The questions are, how can we ensure that research and innovation policies designed today will meet the needs of the next generation of researchers, as well as citizens and policymakers? How can we make Europe an attractive place to do science and innovation, with talent from around the world? What is the role of the framework programme in advancing research and innovation in other EU policies? How can we fund the best research in emerging, fast-growing areas and help improve European competitiveness in relation to technological innovation? In the context of the interim evaluation of Horizon 2020, the session will take stock of the lessons learned, and address the necessary framework conditions for R&I in post-2020 Europe. It will contribute ideas and proposals for the 9th Framework Programme, including synergies with other EU programmes and national strategies.

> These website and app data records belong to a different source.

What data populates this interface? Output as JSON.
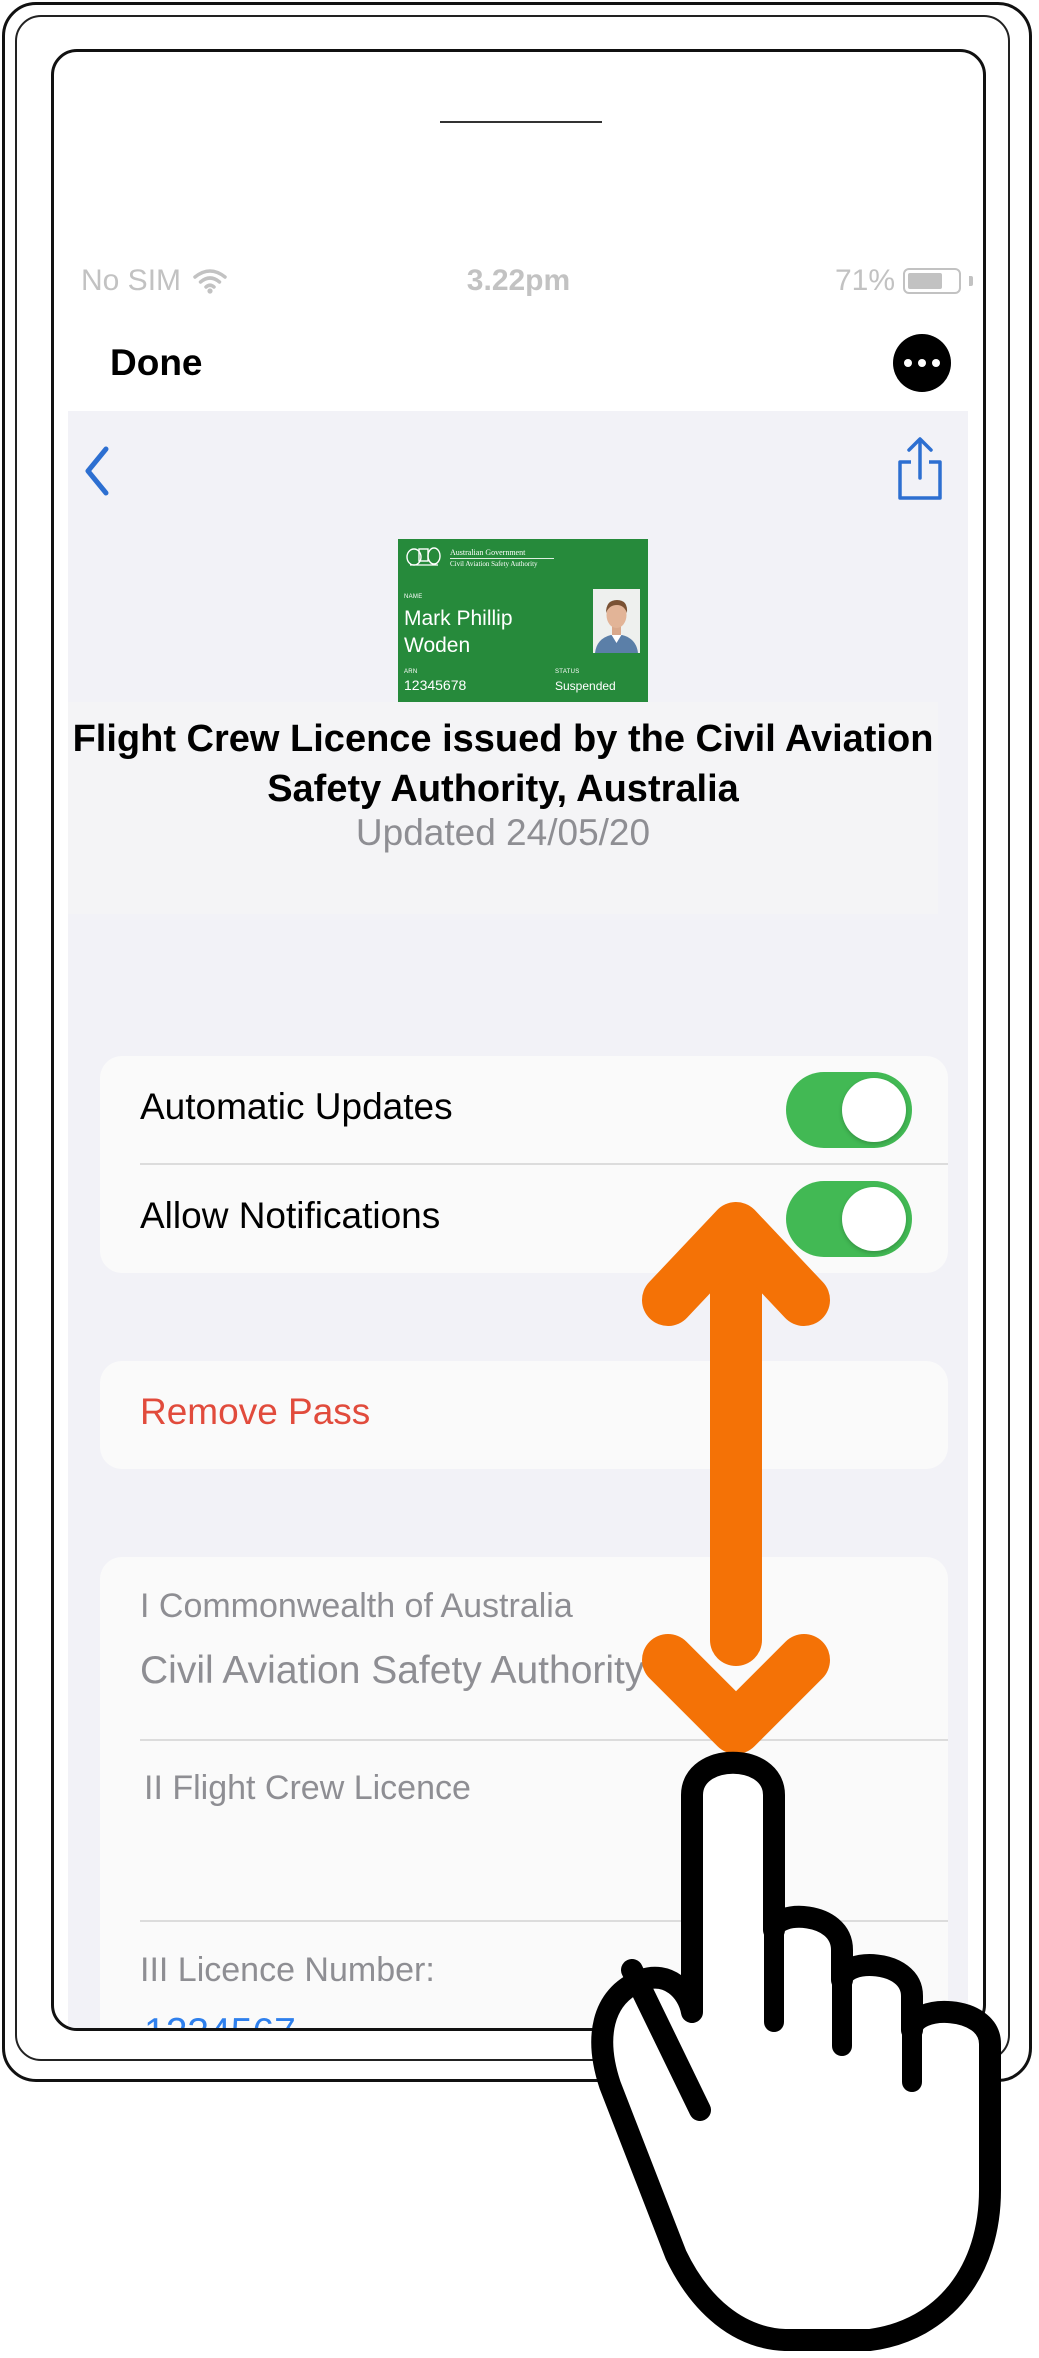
{
  "status_bar": {
    "carrier": "No SIM",
    "time": "3.22pm",
    "battery": "71%",
    "wifi_icon": "wifi-icon",
    "battery_level": 0.71
  },
  "nav": {
    "done_label": "Done",
    "more_icon": "ellipsis-icon",
    "back_icon": "chevron-left-icon",
    "share_icon": "share-icon"
  },
  "card": {
    "gov_line": "Australian Government",
    "agency_line": "Civil Aviation Safety Authority",
    "name_label": "NAME",
    "holder_name": "Mark Phillip Woden",
    "arn_label": "ARN",
    "arn_value": "12345678",
    "status_label": "STATUS",
    "status_value": "Suspended",
    "card_color": "#268a3b"
  },
  "pass": {
    "title": "Flight Crew Licence issued by the Civil Aviation Safety Authority, Australia",
    "updated": "Updated 24/05/20"
  },
  "settings": {
    "automatic_updates_label": "Automatic Updates",
    "automatic_updates_on": true,
    "allow_notifications_label": "Allow Notifications",
    "allow_notifications_on": true,
    "toggle_color": "#42b954"
  },
  "actions": {
    "remove_pass_label": "Remove Pass",
    "remove_color": "#e14b3c"
  },
  "details": {
    "field1_caption": "I Commonwealth of Australia",
    "field1_value": "Civil Aviation Safety Authority",
    "field2_caption": "II Flight Crew Licence",
    "field3_caption": "III Licence Number:",
    "field3_value": "1234567",
    "link_color": "#2f80ed"
  },
  "gesture": {
    "arrow_icon": "double-arrow-vertical-icon",
    "hand_icon": "pointing-hand-icon",
    "arrow_color": "#f47206"
  }
}
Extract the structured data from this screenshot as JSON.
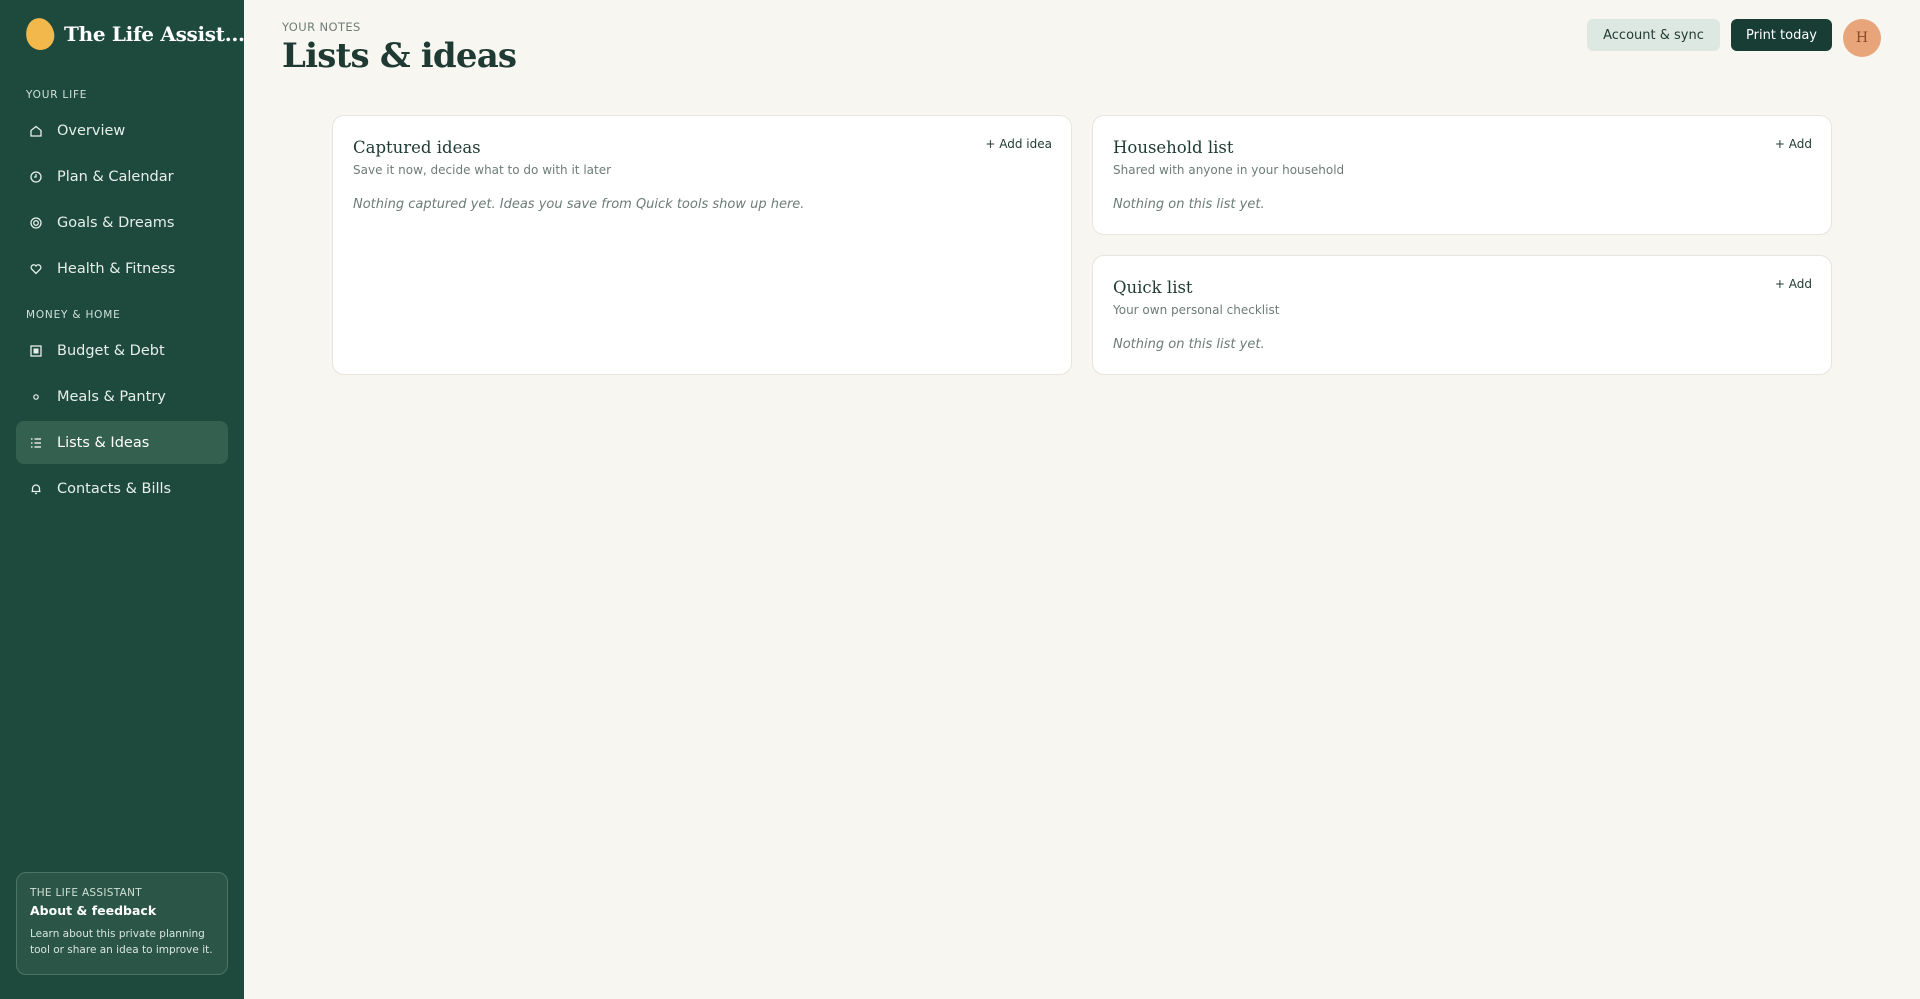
{
  "brand": {
    "name": "The Life Assist..."
  },
  "sidebar": {
    "section_life": "YOUR LIFE",
    "section_money": "MONEY & HOME",
    "items": [
      {
        "label": "Overview",
        "icon": "home-icon"
      },
      {
        "label": "Plan & Calendar",
        "icon": "clock-icon"
      },
      {
        "label": "Goals & Dreams",
        "icon": "target-icon"
      },
      {
        "label": "Health & Fitness",
        "icon": "heart-icon"
      },
      {
        "label": "Budget & Debt",
        "icon": "wallet-icon"
      },
      {
        "label": "Meals & Pantry",
        "icon": "circle-icon"
      },
      {
        "label": "Lists & Ideas",
        "icon": "list-icon",
        "active": true
      },
      {
        "label": "Contacts & Bills",
        "icon": "bell-icon"
      }
    ],
    "about": {
      "kicker": "THE LIFE ASSISTANT",
      "title": "About & feedback",
      "text": "Learn about this private planning tool or share an idea to improve it."
    }
  },
  "header": {
    "kicker": "YOUR NOTES",
    "title": "Lists & ideas",
    "account_label": "Account & sync",
    "print_label": "Print today",
    "avatar_initial": "H"
  },
  "cards": {
    "captured": {
      "title": "Captured ideas",
      "subtitle": "Save it now, decide what to do with it later",
      "empty": "Nothing captured yet. Ideas you save from Quick tools show up here.",
      "add_label": "+ Add idea"
    },
    "household": {
      "title": "Household list",
      "subtitle": "Shared with anyone in your household",
      "empty": "Nothing on this list yet.",
      "add_label": "+ Add"
    },
    "quick": {
      "title": "Quick list",
      "subtitle": "Your own personal checklist",
      "empty": "Nothing on this list yet.",
      "add_label": "+ Add"
    }
  },
  "colors": {
    "sidebar_bg": "#1e4a3e",
    "sidebar_active": "#34604f",
    "page_bg": "#f8f6f1",
    "accent_dark": "#173d34",
    "brand_logo": "#f2b84b",
    "avatar_bg": "#e8a57a"
  }
}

- Nicole Grobert, Professor of Nanomaterials, University of Oxford
Presentation by Nicole Grobert (PDF, 3.6 MB)
- Dominique Guellec, Head of the Science and Technology Policy Division (STP) of the Directorate for Science, Technology and Innovation (DSTI) of the OECD
Presentation by Dominique Guellec (PDF, 447 KB)
- Gemma Galdon Clavell, Founder and Director, Eticas Research & Consulting
- Ciara Judge, Co-Founder and Co-Director, Germinaid Innovations, grand prize-winner at the Google Science Fair 2014
- Martin Kern, Interim Director, European Institute of Innovation and Technology (EIT)
- Siim Sikkut, Deputy Secretary General for Communications and State Information Systems, Estonian Ministry of Economic Affairs and Communications
Plenary Session IV: Tallinn call for action: next steps in promoting European research excellence
In the final session, the conference declaration, the Tallinn call for action, will be handed over to stakeholders. It includes the main messages of the conference, emphasising the role of excellent research in the context of a changing research environment and a changing Europe. The concluding panel discussions will involve representatives from civil society, policymakers, business, science and innovation, and regional and local authorities - all stakeholders targeted by the call for action. The session focuses on steps to implement the messages of the call for action
Handing over of the Tallinn call for action
Concluding panel discussion
- Janusz Bujnicki, Member of the High Level Group of Scientific Advisors of the EC Scientific Advice Mechanism
- Stefan Deix (Director of European Council for Automotive R&D - EUCAR)
- Marina Huzvarova, Vice-President of the European Union of Science Journalists' Associations (EUSJA)
- Robert-Jan Smits, Director-General for Research and Innovation, European Commission
- Sven Stafström, Director-General, Swedish Research Council
Tallinn Creative Hub (Kultuurikatel)
Tallinn Creative Hub (Kultuurikatel), Põhja pst 27a, 10415 Tallinn, Estonia